The Hypo rescue casts doubt on assurances by Vienna's authorities that Austrian lending to Eastern Europe and the Balkans poses no threat to the banking system. Austrian banks have lent €230bn to the region, equal to 70pc of Austria's GDP, the highest exposure of any EU country. This led to jitters at the height of the crisis in February, prompting Mr Pröll to canvass EU states for a pan-European rescue. The G20 restored confidence at the London Summit in April, agreeing to triple the fire-fighting budget of the International Monetary Fund to $750bn. While this staved off a liquidity crisis, it has not solved the slow-burn problem of rising defaults on East European loans books.
Helmut Ettl, head of Austria's financial watchdog (FMA), said Hypo had kept its risks in the Balkan region "well hidden". The full exposure came to light recently in an "Asset Screening" by the FMA. Tim Ash from RBS said revelations that Hypo had lost almost €4bn would create fresh skittishness about the region. "This is not going to be credit-friendly for Eastern Europe," he said. Social Democrats called for the resignation of the Right-wing coalition in Carinthia, calling the debacle the "greatest financial scandal in the history of the state". Austria's hard-Left KPO party called for the total nationalisation of Austria's banks and insurance companies.
Italian banks fear 2010 crunch from Basel II banking rules
Italy's leading bankers and business leaders have called for the Basel II rules on bank capital to be shelved or delayed, fearing a serious credit crunch next year. The warnings came as Standard & Poor’s listed 17 Italian banks at risk of a downgrade as the delayed effects of rising defaults start to hit home. Giampaolo Galli, director-general of Italy’s business lobby Confindustria, said the economy could not withstand the shock of credit tightening if stricter rules start to bite next year as planned.
"We must convince the authorities that it is not only necessary to postpone the changes until 2011-2012 but also to soften them," he told Italy’s financial paper Il Sole. "There are going to be very serious difficulties. Firms have a great need for credit and they are going to reveal awful books for 2009, with the result that their access to credit will suffer," he said. Corrado Faissola, head of Italy’s banking federation ABI, said he had "serious concerns" over the new rules and called for the Bank of Italy to move with great care as it draws up enforcement plans.

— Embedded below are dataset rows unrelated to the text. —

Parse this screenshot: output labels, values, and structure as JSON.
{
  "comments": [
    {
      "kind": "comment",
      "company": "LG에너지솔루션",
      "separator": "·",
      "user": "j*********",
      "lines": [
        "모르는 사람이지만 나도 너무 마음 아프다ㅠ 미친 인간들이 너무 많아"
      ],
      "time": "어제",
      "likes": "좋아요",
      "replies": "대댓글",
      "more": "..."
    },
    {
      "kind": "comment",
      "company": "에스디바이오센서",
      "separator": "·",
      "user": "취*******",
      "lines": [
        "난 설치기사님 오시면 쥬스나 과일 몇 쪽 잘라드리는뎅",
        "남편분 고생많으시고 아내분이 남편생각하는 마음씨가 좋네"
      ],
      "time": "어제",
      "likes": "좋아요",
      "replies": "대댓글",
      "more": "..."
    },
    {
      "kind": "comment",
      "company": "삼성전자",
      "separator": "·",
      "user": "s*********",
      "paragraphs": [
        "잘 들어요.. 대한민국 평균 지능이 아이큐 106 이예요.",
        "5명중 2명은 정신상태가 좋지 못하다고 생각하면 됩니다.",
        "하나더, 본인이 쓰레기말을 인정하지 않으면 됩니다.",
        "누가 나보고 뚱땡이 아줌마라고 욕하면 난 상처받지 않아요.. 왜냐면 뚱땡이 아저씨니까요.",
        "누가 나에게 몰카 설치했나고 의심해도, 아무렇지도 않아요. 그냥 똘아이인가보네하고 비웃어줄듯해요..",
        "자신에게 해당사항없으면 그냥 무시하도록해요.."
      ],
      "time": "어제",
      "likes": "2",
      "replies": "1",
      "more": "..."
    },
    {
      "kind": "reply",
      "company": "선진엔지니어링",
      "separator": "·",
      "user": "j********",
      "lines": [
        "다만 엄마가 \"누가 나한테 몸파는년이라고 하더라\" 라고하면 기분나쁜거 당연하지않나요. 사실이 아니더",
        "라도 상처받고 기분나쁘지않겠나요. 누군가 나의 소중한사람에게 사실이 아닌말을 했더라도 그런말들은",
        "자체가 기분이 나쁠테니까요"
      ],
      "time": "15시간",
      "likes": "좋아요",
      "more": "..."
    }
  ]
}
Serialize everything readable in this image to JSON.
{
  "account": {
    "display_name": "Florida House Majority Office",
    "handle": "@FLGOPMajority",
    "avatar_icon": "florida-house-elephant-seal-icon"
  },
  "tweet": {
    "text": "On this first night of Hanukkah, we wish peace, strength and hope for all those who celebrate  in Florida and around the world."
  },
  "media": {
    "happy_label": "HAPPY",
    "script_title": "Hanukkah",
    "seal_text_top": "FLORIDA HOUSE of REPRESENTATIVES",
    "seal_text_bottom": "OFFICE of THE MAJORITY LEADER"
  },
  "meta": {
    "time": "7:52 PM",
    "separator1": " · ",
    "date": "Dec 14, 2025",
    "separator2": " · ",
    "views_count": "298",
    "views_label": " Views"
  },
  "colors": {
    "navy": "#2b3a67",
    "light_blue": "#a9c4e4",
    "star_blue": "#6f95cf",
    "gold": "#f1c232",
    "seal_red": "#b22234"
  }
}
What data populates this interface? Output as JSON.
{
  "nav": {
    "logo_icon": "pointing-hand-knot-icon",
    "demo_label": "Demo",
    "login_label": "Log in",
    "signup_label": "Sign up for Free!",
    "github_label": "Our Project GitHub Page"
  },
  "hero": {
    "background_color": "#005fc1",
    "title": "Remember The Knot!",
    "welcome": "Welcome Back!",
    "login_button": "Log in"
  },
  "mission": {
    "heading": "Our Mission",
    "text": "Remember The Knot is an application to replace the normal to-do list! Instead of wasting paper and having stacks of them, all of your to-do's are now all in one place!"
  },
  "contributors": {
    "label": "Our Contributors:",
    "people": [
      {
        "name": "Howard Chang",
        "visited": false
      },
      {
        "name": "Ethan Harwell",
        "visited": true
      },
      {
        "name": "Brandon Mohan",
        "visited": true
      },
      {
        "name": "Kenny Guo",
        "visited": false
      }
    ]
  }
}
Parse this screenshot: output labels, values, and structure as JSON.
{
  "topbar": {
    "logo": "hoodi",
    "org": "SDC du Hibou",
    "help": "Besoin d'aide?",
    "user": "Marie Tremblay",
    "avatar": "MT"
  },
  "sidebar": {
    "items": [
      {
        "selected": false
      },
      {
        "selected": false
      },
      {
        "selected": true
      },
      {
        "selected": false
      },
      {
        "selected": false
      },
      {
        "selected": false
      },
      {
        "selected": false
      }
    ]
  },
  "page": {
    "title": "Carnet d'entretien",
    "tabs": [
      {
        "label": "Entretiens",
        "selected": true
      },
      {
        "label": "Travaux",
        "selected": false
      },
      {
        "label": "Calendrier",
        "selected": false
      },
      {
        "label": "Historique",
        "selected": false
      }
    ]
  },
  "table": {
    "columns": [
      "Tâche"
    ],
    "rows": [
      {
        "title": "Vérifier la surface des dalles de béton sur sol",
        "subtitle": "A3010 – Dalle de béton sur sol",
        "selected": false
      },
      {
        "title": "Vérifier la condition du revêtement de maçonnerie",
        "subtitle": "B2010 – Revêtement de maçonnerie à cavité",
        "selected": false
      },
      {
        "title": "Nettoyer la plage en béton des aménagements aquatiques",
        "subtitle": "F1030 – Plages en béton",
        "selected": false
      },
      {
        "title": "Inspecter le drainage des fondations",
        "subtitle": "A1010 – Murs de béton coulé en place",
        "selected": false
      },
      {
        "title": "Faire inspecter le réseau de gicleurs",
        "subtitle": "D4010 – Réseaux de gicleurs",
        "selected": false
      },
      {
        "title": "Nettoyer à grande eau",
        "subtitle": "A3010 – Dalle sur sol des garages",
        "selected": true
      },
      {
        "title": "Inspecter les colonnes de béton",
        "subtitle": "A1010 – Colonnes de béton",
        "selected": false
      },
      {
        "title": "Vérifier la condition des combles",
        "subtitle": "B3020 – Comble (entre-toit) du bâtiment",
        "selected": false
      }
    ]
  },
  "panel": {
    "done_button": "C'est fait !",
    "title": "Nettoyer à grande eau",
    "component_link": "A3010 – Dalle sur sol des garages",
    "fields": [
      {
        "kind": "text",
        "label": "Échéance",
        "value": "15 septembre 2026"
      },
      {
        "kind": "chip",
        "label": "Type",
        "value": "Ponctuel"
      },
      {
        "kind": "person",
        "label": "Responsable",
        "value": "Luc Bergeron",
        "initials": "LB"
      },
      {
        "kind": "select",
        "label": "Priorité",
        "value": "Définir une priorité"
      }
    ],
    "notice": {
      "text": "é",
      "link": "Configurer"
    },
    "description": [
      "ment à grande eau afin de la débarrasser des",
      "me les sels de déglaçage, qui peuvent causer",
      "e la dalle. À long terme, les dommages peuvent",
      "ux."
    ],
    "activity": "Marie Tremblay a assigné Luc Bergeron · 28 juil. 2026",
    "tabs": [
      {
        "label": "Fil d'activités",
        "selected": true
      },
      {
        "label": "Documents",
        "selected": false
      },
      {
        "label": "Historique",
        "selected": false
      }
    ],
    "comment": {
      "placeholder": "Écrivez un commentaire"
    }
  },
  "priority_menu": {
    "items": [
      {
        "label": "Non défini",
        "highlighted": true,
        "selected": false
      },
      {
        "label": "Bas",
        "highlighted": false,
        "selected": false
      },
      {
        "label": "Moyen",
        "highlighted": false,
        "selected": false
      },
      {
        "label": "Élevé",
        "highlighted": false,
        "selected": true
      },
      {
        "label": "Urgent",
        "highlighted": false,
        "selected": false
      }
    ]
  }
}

German banks have also demanded a rethink on the new rules, predicting a serious crunch for small business over the coming months without a change of course. Professor Tim Congdon from International Monetary Research said the move to tighten capital rules in the middle of a deep downturn was a grave error, comparing it to the worst follies of policy-makers during the Great Depression. He fears that such tightening may tip Europe and America into deflation next year.
Italy’s banks fared well during the financial crisis because they had little exposure to US toxic debt, and Italy largely avoided a property bubble. No lenders have required a state rescue. However, it can take three years for the damage to surface from losses on corporate loans. Few banks have made full provisions. The Basel Committee met last week to thrash out plans. It is expected to offer guidance over the next month, moving towards a regime of "risk adjusted capital" (RAC) that puts more stress on how leverage is used and is less tolerant of hybrid capital. S&P says many of the Italian banks score badly on RAC metrics.